_Entries shown:_
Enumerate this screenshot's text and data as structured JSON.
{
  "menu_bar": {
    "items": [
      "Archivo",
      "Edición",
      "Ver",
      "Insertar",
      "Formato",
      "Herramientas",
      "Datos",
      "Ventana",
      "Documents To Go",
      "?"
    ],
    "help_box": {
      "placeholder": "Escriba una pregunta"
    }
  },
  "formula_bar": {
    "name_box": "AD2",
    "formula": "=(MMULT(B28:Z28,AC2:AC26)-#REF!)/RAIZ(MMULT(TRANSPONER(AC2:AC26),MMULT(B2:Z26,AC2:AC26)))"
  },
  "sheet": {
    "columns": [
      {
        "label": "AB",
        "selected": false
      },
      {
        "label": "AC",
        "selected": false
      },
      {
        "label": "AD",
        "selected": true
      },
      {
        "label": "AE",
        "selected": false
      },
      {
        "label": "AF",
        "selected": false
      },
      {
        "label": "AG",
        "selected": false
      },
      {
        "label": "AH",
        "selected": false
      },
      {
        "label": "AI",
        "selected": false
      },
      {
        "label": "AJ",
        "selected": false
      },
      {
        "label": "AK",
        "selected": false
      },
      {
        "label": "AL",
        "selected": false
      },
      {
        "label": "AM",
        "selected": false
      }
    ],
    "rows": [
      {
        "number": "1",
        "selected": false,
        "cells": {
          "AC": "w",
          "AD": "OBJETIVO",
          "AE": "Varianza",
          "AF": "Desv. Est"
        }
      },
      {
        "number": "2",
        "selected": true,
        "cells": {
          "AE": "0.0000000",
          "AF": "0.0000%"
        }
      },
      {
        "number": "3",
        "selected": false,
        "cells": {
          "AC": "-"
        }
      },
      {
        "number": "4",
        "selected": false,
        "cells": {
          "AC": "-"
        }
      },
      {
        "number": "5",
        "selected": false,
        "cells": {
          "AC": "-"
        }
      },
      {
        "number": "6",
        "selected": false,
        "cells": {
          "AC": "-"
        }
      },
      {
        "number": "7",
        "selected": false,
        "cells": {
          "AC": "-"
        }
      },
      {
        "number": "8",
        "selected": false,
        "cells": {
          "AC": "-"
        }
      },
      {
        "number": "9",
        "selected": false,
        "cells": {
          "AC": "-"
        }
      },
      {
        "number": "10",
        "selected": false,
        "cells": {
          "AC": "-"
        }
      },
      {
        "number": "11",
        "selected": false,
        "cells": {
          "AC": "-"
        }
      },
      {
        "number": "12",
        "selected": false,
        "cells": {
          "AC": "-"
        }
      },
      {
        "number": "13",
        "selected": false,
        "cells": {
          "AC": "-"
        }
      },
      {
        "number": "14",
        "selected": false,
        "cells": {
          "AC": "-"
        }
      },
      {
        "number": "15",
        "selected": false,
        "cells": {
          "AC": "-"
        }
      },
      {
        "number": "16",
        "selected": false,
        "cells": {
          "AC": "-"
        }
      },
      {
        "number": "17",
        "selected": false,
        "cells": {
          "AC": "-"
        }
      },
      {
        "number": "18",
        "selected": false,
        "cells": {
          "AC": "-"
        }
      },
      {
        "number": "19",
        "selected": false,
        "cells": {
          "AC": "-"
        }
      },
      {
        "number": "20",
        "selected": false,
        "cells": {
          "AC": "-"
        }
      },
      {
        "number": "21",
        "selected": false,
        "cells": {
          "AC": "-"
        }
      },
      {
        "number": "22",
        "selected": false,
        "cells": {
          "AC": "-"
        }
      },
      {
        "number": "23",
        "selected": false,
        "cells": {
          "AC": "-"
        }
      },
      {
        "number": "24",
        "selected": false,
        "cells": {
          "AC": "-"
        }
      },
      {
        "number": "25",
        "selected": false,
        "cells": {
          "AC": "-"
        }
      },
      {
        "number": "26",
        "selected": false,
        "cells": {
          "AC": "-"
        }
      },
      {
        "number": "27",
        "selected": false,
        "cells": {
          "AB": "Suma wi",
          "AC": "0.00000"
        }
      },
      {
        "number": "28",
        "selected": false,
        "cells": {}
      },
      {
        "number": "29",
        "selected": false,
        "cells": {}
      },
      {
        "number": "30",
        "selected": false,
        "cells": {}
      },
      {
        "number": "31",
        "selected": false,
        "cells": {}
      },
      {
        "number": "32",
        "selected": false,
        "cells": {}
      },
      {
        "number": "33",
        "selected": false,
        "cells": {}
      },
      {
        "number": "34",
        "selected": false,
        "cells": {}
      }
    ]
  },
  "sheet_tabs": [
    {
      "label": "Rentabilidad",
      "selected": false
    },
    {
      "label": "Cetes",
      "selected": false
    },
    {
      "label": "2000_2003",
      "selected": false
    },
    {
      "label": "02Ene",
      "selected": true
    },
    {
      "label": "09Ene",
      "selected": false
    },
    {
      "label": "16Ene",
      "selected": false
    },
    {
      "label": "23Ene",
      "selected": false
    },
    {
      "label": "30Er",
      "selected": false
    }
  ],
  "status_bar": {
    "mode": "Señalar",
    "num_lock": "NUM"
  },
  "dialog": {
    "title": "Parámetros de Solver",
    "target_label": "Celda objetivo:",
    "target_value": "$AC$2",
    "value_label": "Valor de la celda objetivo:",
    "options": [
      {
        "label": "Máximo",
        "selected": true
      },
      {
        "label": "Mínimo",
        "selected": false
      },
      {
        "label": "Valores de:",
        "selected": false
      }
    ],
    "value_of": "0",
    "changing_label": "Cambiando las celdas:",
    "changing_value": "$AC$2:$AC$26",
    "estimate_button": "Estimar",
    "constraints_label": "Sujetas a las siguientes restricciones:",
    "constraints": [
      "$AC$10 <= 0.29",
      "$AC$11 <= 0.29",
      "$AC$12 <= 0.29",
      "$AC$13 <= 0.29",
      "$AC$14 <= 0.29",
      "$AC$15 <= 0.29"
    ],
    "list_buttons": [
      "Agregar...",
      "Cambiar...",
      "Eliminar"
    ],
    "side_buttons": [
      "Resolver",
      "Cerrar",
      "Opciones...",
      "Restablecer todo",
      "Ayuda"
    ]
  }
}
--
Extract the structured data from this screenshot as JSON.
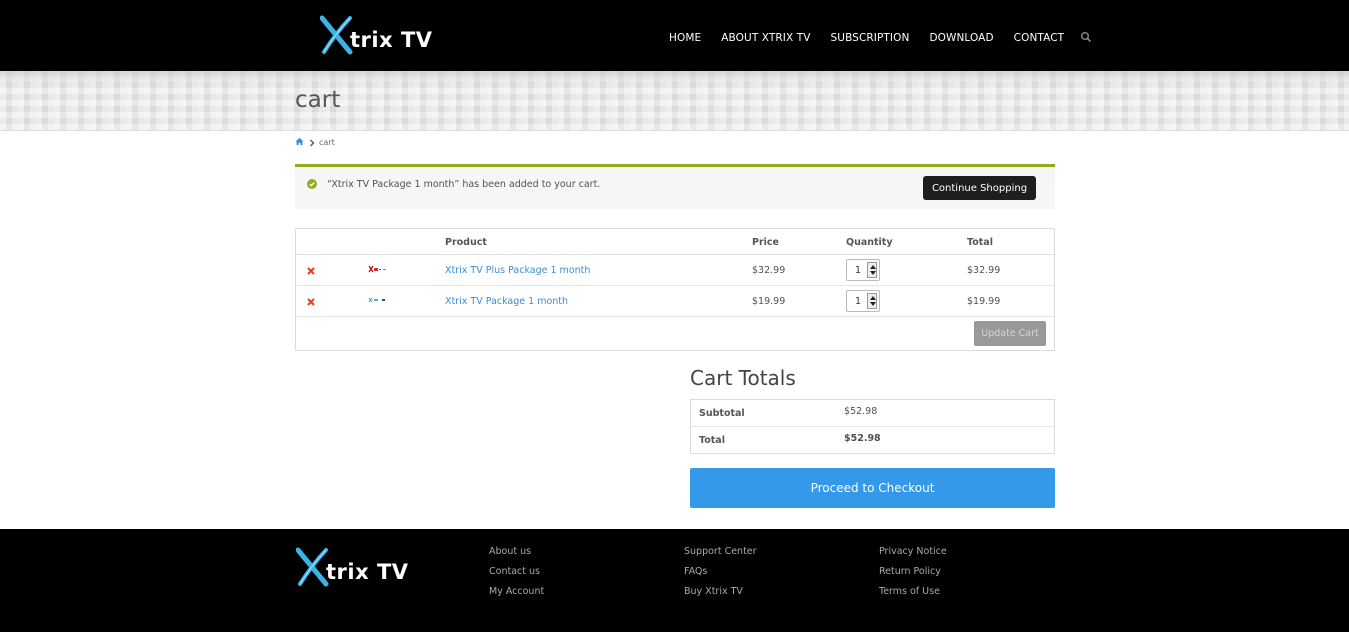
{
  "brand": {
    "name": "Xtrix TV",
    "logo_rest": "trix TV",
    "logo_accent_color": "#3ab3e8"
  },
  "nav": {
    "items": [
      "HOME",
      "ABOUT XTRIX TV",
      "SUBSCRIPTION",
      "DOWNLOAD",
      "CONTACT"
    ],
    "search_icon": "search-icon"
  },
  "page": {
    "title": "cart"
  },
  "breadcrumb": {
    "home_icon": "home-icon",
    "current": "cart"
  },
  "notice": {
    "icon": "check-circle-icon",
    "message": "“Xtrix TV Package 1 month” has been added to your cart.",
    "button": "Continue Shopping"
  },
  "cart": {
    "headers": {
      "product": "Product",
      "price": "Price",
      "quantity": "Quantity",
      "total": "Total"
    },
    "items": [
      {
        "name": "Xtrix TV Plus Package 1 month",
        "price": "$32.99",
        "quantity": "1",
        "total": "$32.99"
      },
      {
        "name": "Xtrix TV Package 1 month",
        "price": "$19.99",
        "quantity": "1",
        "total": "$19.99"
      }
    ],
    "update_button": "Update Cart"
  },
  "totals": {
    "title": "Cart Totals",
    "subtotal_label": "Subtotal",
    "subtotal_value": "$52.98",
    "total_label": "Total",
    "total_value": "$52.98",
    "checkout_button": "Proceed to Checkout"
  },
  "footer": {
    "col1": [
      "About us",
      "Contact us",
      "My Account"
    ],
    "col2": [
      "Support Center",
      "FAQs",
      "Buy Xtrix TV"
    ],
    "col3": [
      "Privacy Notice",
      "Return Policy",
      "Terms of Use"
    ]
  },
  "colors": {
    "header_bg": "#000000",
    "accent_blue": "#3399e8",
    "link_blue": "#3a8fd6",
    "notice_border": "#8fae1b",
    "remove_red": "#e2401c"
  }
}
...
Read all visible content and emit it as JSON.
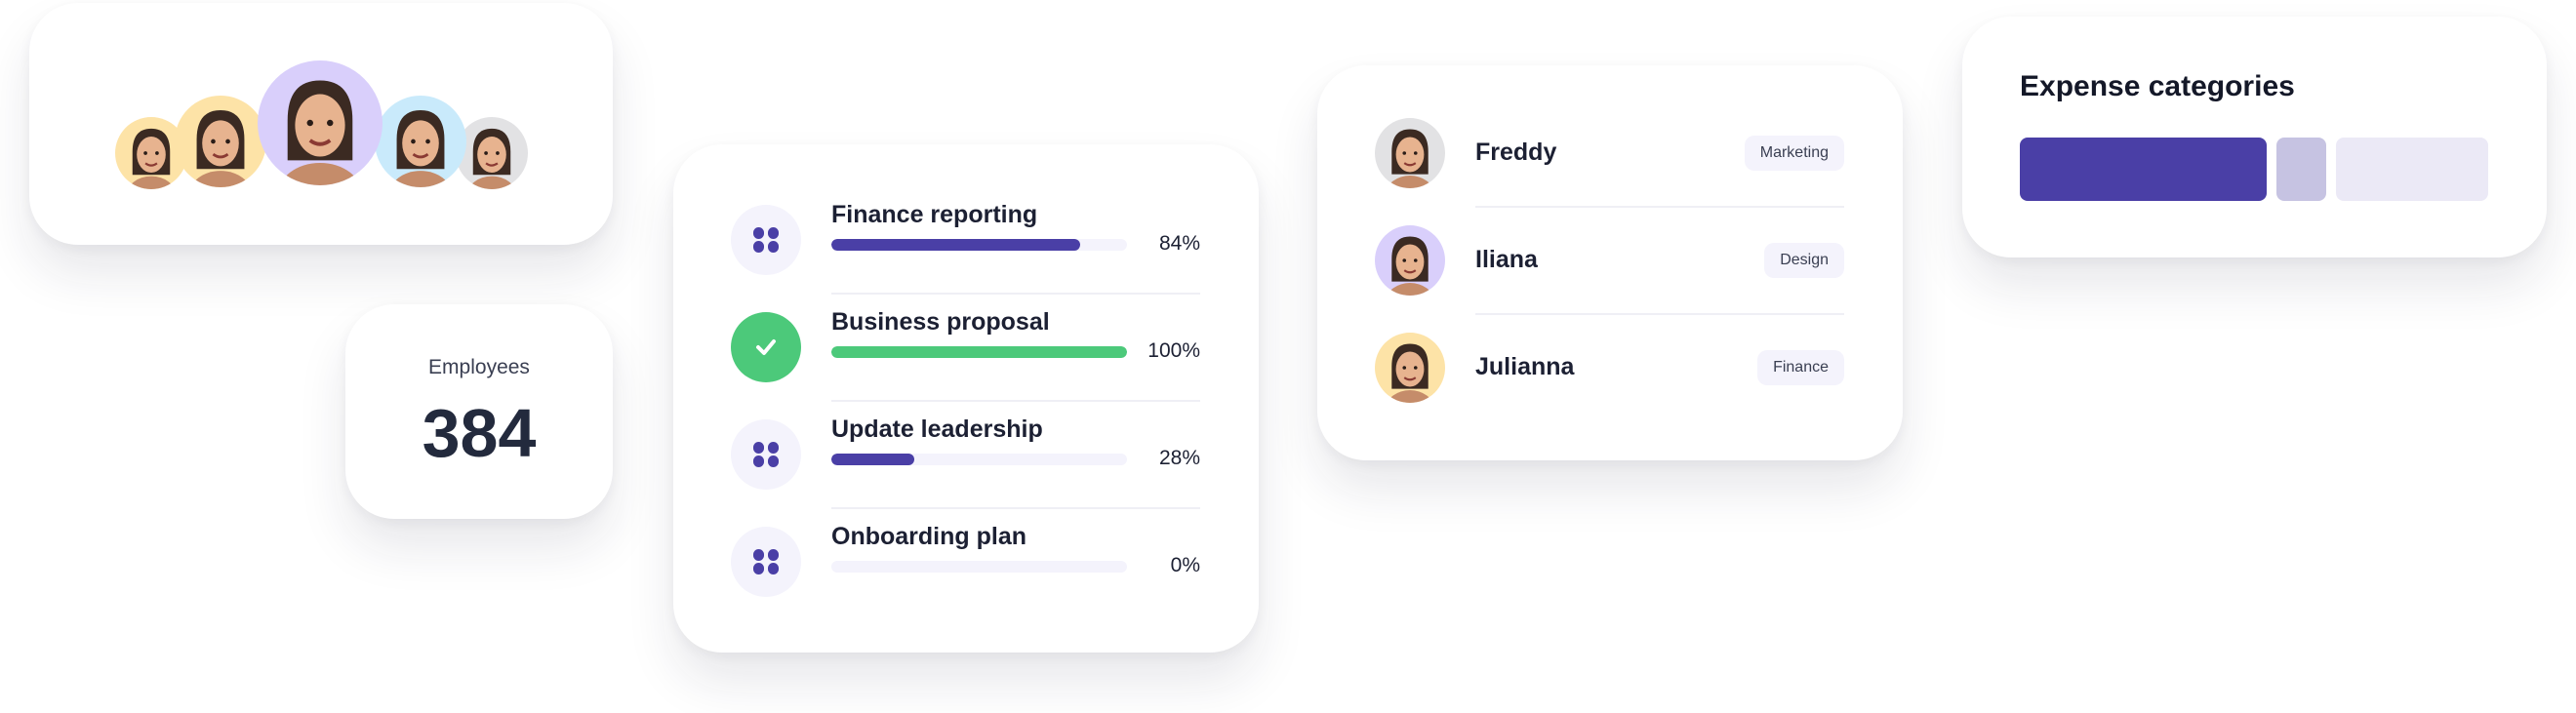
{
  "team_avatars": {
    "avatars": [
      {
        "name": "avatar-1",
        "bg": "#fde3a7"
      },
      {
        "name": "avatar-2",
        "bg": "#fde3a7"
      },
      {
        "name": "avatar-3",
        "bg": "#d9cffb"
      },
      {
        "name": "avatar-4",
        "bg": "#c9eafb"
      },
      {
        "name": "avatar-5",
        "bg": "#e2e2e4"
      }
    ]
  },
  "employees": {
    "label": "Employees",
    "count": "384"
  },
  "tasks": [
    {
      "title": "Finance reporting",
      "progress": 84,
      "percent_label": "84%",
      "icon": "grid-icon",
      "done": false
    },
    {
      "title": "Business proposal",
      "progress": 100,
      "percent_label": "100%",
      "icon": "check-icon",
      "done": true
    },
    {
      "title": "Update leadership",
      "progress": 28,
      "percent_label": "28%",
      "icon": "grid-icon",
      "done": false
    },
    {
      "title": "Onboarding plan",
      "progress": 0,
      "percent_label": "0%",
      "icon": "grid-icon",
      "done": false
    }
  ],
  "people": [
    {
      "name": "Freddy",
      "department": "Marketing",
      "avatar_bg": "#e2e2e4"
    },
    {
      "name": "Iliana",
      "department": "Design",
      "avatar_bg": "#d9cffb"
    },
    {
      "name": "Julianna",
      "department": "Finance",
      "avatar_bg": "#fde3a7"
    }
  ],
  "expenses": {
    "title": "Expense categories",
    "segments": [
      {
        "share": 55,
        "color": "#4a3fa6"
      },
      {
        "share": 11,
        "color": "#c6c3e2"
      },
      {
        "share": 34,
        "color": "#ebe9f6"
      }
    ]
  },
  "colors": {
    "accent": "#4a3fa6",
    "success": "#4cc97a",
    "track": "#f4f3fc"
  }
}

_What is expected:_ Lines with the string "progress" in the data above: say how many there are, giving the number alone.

_Exercise result:_ 4